Similarly, Beckers asks: “How wise is it to postpone FTK for another year, because the problem is still there?”. DSM’s funds are actively adapting their ALM models to bring them into line with the requirements of the DNB, the pensions regulator. “This involves preparing different scenarios to see how our investment policy could be affected.”
The new pensions act is set to have a dramatic impact on the €1.8bn Pension Fund Horeca & Catering (PH&C), the sector fund for the hotels and catering industry, because of its high concentrations of young workers, says general manager Eric Uijen.
“Up to now, people joined at the age 25, next year they will join at 18, resulting in nearly a doubling in membership numbers. “But actual contributions increases will be small in euro terms. “We will be involved in a huge amount of additional administration, as active numbers rise from 200,000 to around twice that.”
This will have the effect of extending the duration of the fund’s liabilities by some three to four years. “We are now discussing how we can lower the duration gap,” says Uijen.
His big concern is the current levels of interest, particularly in the light of the DNB regulations. Like other fund managers, he is hoping for an increase to ease pressures on liabilities.
Generally, managers are happy with their funds’ performance this year. PH&C had very good results, with outperformance by almost all of its seven managers, says Uijen. ”Our average performance came in at slightly above 8% for the first six months. That is satisfying,” says Beckers at DSM.
The results have been good at SPF Beheer too. “It has been good in both absolute and relative terms, with equity, real estate and private equity performing well,” says Van Markwijk. The fund returned 4.2% for the second quarter and 5.8% for the half year, with equities producing 7.5% before currency hedging.
SPF’s expectations are still very positive for this year, but some asset classes are beginning to become overvalued, in particular bonds and real estate, in his view. The fund will be exploring new investment avenues with its board in the coming months. “We see lots of opportunities.”
While the pensions directive fails to elicit much interest, the international accounting standards certainly are at PH&C, where Uijen points out: “We have 35,000 employers as part of the scheme and just eight or nine of these are quoted on the stock exchange.

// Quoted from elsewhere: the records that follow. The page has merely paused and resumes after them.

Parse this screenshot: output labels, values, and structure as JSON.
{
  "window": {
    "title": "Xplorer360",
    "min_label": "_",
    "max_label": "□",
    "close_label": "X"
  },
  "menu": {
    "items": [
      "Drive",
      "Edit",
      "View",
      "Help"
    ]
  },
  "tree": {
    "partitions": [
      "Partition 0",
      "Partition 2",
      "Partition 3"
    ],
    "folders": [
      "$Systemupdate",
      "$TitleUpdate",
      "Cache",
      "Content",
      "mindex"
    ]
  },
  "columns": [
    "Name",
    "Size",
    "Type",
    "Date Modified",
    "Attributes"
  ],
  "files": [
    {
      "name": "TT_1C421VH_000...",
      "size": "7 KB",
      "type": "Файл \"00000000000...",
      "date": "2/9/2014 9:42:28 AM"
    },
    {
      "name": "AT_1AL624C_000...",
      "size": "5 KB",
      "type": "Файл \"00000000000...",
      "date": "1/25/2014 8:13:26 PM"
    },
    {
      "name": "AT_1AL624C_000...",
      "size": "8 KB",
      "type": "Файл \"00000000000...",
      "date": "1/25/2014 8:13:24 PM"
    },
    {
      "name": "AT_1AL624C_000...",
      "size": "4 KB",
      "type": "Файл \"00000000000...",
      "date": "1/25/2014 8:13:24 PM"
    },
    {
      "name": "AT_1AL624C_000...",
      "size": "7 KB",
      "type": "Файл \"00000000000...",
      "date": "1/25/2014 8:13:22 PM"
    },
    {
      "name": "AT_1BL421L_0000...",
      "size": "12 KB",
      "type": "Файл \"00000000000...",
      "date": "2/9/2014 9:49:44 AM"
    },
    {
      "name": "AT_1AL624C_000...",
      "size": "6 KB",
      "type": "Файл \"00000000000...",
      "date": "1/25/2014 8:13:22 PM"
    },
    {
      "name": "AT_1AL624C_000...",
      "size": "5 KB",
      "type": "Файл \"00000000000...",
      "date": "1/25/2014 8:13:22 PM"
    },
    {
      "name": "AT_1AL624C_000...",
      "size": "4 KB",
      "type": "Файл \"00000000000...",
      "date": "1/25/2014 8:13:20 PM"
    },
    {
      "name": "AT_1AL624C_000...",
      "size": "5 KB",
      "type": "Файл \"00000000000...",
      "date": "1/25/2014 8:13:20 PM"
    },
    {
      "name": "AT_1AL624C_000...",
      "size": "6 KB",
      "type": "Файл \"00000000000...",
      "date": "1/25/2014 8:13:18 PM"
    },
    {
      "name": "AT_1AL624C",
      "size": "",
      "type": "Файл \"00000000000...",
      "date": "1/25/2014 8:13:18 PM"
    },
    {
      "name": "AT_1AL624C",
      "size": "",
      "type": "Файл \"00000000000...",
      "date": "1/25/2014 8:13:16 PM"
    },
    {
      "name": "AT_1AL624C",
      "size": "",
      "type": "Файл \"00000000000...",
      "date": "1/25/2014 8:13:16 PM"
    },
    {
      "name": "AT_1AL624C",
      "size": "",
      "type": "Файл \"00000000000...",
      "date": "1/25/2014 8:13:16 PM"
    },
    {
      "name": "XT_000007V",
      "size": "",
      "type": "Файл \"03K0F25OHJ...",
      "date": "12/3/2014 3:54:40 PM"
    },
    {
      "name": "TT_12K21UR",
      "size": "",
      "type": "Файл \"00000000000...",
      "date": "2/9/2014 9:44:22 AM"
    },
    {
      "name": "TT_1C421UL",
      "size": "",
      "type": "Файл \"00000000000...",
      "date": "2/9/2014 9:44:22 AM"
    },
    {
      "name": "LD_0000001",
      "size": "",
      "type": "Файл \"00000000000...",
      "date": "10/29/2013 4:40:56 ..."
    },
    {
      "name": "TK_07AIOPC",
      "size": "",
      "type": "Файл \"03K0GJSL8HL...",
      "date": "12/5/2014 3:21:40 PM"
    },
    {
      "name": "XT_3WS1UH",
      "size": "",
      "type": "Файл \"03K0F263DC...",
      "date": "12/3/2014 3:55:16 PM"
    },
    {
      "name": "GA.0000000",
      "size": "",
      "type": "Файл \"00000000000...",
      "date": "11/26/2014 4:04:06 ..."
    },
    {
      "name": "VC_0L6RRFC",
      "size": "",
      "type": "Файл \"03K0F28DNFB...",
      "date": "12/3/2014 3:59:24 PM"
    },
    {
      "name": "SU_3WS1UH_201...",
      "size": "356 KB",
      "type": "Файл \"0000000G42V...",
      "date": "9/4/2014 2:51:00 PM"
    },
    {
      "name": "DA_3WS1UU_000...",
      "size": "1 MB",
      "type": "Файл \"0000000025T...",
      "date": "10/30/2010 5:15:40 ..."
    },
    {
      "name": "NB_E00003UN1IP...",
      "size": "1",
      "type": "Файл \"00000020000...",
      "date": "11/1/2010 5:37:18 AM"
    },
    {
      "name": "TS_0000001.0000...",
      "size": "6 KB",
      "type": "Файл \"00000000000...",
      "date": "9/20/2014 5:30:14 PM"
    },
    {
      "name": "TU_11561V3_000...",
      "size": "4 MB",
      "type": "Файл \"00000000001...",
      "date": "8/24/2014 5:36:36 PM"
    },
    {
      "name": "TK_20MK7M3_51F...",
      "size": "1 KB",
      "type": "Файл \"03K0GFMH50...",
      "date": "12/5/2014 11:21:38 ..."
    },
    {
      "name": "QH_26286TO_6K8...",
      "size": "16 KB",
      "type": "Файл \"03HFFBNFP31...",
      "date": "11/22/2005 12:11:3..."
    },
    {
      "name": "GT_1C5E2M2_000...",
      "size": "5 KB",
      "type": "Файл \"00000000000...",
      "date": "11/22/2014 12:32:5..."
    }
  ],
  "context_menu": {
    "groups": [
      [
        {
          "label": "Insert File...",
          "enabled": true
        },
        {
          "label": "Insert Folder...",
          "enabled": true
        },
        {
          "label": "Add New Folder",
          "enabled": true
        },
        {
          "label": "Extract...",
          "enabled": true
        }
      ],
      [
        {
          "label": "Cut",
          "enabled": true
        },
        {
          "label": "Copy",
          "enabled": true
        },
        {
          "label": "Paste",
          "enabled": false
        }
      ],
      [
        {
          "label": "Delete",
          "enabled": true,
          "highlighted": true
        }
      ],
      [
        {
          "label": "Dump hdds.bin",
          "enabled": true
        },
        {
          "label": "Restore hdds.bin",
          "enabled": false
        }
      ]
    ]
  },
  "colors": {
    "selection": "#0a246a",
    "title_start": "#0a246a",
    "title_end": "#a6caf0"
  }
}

As a result we are discussing changing our scheme next year to a qualified defined contribution scheme to fall outside the international accounting rules for defined benefit plans.” In particular, this will help smaller employers who will have a constant contribution rate per member.